Last week, three teens, a tween and I piled into the car and headed for Brooklyn to attend Sakura Matsuri, the annual Cherry Blossom Festival at the Brooklyn Botanic Garden. Driving from Connecticut to Brooklyn can take anywhere from 90 minutes to 17 hours, depending on traffic. Sometimes it’s worth the effort.
The festival is a celebration of all things Japanese, from traditional tea ceremonies and martial arts performances to J-Pop concerts and anime activities. There were hundreds of cos-players wandering through the crowd, posing for pictures with fans and paying tribute to their favorite Japanese anime characters. I don’t have a ton of photos, because random people kept wandering into my shots. The crowd typically reaches 70,000 people at this event, so as the day wore on, the crowd got thicker, and thicker and thicker.
We did manage to see a few things.
There was much excitement over the sighting of No Face from the movie Spirited Away. We are all huge fans of Studio Ghibli films for multiple reasons, a primary reason being that all of the female characters save themselves, and sometimes the world from destruction.
Five minutes later I spotted the real NY Senator Chuck Schumer, and the kids were like yeah, whatever, so I didn’t bother with a photo. They were anxious to visit the teeny, tiny trees.
The Brooklyn Botanic Garden is home to one of the largest bonsai tree collections on display outside of Japan. The collection contains more than 300 tiny trees. This lilac tree was my favorite:
Then we visited the full sized lilac trees on our way to the Japanese Marketplace. I wish I could share the heavenly smell with you…
The marketplace was so crowded that we had to wait and push just to see what the vendors were offering. My 12 year-old was disappointed to find that the affordable sushi-pillows were sold out and all that was left was a giant $50 dragon roll. She opted for some cutesy pastel decora jewelry instead. Have you seen this stuff? It’s toothache cute.
The photo below was taken along the Cherry Esplanade, the main attraction and the location of the main stage, which we couldn’t really get close enough to see. It was difficult to capture the colors in a quick shot. The crowd moved (and we had to go with it!) down the path through the rows and rows of blossoming trees, and stopping for a carefully planned photo was impossible. Have you ever experienced the human gridlock at Rockefeller Plaza at Christmas? It was a little like that, except we didn’t get body-slammed into a store window. I had to focus on keeping track of my dear suburban teens in the crowd. I only lost one once, for about 10 seconds.
People watching was as much of a treat as the teeny tiny trees, and the girls were delighted by random unexpected sights. These hardcore Kimmy Schmidt fans were immediately able to identify recent gentrification of Brooklyn neighborhoods on the drive to Prospect Park. Their favorite? Hipster spotting in Williamsburg. Sorry, no authentic photos to share. I was driving.

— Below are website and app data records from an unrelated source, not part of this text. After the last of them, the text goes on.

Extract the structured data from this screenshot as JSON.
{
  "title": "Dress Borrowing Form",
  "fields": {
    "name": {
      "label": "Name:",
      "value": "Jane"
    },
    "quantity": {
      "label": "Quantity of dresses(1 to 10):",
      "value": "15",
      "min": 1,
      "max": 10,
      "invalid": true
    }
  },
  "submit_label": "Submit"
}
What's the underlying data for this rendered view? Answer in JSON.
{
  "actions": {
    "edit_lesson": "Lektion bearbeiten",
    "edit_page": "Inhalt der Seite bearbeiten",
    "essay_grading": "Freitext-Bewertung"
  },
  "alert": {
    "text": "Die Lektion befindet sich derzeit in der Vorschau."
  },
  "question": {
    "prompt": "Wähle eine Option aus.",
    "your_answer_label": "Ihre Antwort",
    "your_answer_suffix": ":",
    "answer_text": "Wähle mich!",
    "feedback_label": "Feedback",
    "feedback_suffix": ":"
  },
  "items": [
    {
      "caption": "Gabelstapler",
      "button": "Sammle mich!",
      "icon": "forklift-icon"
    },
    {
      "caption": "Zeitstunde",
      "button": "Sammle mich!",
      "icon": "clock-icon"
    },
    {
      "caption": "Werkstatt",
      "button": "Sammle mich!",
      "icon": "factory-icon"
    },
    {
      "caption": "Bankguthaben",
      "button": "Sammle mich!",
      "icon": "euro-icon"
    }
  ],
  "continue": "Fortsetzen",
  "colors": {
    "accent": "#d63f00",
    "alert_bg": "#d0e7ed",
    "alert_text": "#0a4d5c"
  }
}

I told them about my obsession with cool doors, and we all agreed, this one wins.
We seemed to take the long way home, though on a Saturday afternoon in NYC I don’t think there is a short way. My GPS didn’t seem to understand Brooklyn any better than I did, so I just headed for the Manhattan skyline. While we sat in traffic, they discussed their plans for returning to the festival next year. And they people watched some more as the traffic moved us across the Manhattan Bridge, through Chinatown, the Village and eventually up the west side toward home.
Conversation rarely ceased, and teen girls can get real deep, real fast, so I focused on navigating the traffic while they had a mini-therapy session in the back seat. They have so much on their plates. What will they do with their lives? Where will they go to college? Why do their parents do the things they do? And why the hell does Trump own all these buildings lining the Hudson River?
Then, politics. It held them over from the Upper West Side, through the Bronx and back into Westchester, where I had to stop for coffee.
As I sipped my coffee and turned the car north, I thought about these girls in my car. I’ve watched them go through phase after phase, I’ve heard them discuss everything from Shakespeare to gun control, mean girls to boys. I know within the next year at least one of them will be driving and my time with them will be increasingly less and less.
To these strong, brilliant and amazing young women, I say this:
It’s been a pleasure and a privilege to be your driver.